## [Work item]
Please count the lines below that contain the word "size", and reply with that number alone.

Provided data section start

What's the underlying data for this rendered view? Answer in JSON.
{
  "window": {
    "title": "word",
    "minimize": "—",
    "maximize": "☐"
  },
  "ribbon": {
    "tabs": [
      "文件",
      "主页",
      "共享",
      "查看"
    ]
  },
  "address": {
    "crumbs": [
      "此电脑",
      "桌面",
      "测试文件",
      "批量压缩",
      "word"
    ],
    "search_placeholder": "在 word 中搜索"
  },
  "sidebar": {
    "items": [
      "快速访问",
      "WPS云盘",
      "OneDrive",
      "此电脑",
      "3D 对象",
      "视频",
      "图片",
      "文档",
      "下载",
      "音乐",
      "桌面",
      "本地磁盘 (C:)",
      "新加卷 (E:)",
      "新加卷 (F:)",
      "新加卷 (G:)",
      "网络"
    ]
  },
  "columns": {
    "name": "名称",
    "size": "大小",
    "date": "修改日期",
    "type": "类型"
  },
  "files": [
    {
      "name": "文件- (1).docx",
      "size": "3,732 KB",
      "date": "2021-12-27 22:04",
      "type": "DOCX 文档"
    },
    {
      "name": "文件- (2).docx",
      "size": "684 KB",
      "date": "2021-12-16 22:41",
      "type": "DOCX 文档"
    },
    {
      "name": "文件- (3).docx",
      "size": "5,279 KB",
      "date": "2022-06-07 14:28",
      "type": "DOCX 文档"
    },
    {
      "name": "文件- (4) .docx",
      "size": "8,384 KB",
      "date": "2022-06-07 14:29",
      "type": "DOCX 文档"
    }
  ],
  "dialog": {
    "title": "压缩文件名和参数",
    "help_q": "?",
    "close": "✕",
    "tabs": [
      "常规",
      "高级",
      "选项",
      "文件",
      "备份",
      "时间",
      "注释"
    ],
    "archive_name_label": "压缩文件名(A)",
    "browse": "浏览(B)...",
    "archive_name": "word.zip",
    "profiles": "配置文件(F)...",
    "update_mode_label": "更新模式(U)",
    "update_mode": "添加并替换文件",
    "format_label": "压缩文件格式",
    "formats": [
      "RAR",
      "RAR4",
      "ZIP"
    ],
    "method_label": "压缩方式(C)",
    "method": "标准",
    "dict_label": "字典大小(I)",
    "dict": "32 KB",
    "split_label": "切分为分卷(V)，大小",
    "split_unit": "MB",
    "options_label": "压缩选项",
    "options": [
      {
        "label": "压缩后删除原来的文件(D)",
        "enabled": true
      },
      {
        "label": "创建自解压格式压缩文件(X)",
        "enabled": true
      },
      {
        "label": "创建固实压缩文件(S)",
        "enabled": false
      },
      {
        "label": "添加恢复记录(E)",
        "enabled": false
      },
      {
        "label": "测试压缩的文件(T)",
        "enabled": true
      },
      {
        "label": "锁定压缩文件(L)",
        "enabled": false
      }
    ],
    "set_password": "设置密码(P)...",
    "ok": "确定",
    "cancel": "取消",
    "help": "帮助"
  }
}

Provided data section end

## [Result of the task]
5